### DATA FOR THIS EXERCISE ###

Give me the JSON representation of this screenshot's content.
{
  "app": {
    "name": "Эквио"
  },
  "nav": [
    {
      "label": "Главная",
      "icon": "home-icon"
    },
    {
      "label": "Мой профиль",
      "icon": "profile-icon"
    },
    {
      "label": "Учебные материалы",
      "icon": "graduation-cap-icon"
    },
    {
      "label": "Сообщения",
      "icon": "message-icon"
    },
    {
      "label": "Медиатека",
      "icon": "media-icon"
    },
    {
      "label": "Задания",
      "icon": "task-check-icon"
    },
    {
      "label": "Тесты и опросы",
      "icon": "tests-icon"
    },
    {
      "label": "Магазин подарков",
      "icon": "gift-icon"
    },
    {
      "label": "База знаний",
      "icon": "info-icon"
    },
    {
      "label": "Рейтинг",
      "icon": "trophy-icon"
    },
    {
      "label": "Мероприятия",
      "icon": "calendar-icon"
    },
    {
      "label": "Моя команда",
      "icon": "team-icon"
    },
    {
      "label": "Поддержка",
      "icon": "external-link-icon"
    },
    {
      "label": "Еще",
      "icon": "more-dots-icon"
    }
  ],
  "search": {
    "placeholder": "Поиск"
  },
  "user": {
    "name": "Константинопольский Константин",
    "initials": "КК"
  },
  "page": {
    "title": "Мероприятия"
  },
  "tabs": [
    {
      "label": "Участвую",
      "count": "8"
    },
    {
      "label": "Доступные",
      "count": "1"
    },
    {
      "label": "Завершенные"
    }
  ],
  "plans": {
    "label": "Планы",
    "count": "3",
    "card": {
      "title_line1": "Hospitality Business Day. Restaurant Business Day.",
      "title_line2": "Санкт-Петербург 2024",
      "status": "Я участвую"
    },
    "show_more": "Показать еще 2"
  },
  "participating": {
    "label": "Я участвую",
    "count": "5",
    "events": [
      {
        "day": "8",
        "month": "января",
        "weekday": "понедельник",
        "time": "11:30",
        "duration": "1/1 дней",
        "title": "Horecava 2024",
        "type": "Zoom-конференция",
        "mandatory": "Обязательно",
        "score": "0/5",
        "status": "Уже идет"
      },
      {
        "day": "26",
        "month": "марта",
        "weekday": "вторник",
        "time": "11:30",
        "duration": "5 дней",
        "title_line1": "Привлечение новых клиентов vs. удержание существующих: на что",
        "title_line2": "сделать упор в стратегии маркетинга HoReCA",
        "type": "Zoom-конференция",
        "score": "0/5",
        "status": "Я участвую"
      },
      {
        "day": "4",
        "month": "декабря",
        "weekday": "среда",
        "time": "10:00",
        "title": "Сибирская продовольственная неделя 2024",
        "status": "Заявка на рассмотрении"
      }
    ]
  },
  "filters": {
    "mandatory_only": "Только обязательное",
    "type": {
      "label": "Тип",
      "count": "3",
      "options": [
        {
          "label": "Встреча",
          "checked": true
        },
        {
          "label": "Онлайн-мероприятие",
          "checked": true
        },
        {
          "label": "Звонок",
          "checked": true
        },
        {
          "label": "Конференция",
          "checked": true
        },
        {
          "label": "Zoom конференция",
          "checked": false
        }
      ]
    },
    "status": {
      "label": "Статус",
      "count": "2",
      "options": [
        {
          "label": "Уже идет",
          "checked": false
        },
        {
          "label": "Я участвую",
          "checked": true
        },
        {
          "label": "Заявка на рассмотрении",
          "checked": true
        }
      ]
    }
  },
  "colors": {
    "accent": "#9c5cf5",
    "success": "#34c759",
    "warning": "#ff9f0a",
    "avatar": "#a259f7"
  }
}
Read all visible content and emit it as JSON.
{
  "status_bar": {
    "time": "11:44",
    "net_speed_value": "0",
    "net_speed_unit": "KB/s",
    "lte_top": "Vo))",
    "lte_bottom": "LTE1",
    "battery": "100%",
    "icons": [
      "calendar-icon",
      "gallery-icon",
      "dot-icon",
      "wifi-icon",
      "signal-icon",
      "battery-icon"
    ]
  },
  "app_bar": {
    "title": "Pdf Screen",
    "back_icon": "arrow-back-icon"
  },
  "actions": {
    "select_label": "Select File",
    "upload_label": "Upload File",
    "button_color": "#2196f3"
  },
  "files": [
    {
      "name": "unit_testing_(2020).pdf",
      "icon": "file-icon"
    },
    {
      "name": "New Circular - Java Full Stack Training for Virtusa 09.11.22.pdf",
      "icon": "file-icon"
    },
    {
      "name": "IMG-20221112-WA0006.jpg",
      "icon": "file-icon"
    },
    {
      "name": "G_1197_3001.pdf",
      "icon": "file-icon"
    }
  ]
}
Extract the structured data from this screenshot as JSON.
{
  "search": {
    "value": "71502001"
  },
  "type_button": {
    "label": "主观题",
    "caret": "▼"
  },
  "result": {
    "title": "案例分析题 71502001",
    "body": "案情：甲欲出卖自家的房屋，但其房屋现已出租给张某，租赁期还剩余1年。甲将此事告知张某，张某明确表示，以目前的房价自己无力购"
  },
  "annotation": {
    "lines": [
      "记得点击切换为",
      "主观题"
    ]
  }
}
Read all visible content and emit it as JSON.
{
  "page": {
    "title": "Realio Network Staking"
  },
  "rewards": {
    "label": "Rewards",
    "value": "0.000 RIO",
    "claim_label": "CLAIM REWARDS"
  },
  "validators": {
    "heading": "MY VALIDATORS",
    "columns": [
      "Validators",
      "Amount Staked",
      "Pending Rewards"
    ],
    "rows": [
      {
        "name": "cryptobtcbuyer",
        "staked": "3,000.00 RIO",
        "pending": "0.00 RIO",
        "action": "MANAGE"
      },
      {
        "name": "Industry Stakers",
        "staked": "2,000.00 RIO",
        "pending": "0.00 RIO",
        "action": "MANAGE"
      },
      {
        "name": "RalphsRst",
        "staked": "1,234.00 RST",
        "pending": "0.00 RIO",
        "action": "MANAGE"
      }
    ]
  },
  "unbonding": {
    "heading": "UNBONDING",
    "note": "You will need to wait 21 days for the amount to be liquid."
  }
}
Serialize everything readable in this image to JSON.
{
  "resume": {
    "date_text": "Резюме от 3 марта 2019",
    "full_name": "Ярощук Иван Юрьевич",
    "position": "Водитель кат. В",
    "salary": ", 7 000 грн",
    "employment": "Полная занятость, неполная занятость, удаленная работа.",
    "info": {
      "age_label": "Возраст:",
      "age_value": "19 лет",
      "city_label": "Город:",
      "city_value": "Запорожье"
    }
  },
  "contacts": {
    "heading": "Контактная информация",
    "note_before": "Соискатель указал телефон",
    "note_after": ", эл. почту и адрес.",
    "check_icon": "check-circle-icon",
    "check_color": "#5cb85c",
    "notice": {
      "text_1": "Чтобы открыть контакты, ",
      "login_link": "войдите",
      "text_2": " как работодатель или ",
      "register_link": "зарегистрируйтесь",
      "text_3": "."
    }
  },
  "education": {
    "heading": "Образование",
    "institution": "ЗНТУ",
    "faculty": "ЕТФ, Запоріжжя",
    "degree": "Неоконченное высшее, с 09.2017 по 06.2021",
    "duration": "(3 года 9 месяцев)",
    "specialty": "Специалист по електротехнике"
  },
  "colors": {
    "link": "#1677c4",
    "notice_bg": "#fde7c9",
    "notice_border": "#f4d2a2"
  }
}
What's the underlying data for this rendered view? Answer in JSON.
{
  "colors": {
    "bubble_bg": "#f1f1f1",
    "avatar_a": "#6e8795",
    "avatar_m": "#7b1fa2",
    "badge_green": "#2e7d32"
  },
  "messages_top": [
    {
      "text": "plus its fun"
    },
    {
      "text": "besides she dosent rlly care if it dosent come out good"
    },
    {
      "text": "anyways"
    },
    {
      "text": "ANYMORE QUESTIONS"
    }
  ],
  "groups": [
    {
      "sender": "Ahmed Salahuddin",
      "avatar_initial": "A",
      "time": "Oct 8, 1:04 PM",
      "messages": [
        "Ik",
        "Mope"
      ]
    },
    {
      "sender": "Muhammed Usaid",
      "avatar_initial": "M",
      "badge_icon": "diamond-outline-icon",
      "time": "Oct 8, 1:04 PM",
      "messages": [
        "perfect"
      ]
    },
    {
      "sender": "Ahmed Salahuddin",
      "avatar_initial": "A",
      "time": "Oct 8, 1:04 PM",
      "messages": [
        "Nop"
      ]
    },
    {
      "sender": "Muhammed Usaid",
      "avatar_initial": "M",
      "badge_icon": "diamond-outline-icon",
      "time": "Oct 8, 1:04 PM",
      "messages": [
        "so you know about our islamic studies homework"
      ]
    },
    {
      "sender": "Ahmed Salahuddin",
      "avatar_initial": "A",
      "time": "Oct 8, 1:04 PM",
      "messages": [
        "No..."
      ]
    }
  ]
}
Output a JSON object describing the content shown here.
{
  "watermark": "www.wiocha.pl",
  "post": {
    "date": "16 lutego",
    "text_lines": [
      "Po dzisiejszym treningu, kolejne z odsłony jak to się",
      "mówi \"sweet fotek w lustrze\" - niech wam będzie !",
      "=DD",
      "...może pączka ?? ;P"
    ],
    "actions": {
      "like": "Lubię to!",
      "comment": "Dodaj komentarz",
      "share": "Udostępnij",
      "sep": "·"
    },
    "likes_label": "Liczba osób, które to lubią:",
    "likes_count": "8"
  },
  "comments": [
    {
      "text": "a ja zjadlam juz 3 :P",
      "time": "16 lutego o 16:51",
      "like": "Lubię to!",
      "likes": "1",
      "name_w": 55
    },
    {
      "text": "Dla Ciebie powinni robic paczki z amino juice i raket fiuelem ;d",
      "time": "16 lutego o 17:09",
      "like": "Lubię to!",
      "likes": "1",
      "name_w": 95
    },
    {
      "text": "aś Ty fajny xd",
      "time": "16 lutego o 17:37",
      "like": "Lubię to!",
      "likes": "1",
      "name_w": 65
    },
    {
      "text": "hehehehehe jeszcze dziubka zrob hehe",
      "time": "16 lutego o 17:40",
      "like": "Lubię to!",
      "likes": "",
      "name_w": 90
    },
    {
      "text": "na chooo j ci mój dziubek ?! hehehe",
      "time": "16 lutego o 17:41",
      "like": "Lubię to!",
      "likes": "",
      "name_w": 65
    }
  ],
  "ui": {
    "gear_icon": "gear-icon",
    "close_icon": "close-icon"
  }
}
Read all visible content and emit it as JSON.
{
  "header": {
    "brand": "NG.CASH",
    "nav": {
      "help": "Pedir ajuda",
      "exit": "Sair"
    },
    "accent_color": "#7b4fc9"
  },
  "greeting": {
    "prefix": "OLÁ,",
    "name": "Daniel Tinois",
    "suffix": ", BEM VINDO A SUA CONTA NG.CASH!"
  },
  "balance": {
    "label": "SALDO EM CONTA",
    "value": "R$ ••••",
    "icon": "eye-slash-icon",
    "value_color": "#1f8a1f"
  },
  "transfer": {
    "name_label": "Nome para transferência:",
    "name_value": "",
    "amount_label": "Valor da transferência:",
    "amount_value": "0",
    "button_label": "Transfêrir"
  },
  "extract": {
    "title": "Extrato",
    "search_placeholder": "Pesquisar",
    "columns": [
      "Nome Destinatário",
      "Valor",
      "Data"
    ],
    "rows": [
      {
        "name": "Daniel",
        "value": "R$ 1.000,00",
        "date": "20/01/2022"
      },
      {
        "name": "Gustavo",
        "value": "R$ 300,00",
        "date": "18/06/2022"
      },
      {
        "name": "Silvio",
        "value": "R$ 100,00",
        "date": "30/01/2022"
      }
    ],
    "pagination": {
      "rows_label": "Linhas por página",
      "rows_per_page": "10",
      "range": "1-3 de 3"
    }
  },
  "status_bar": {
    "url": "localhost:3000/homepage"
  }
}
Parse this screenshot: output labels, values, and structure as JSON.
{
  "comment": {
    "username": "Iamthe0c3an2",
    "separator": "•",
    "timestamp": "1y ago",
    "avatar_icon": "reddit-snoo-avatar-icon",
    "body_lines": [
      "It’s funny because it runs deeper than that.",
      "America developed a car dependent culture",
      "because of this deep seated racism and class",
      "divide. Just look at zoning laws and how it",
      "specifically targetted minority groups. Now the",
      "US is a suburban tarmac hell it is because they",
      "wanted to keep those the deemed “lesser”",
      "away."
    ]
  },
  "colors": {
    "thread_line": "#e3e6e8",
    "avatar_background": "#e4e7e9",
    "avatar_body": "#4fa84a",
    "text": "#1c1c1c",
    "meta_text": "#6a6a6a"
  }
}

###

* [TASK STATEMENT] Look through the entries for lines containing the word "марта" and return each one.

* [TASK SOLUTION]
        "month": "марта",
    "date_text": "Резюме от 3 марта 2019",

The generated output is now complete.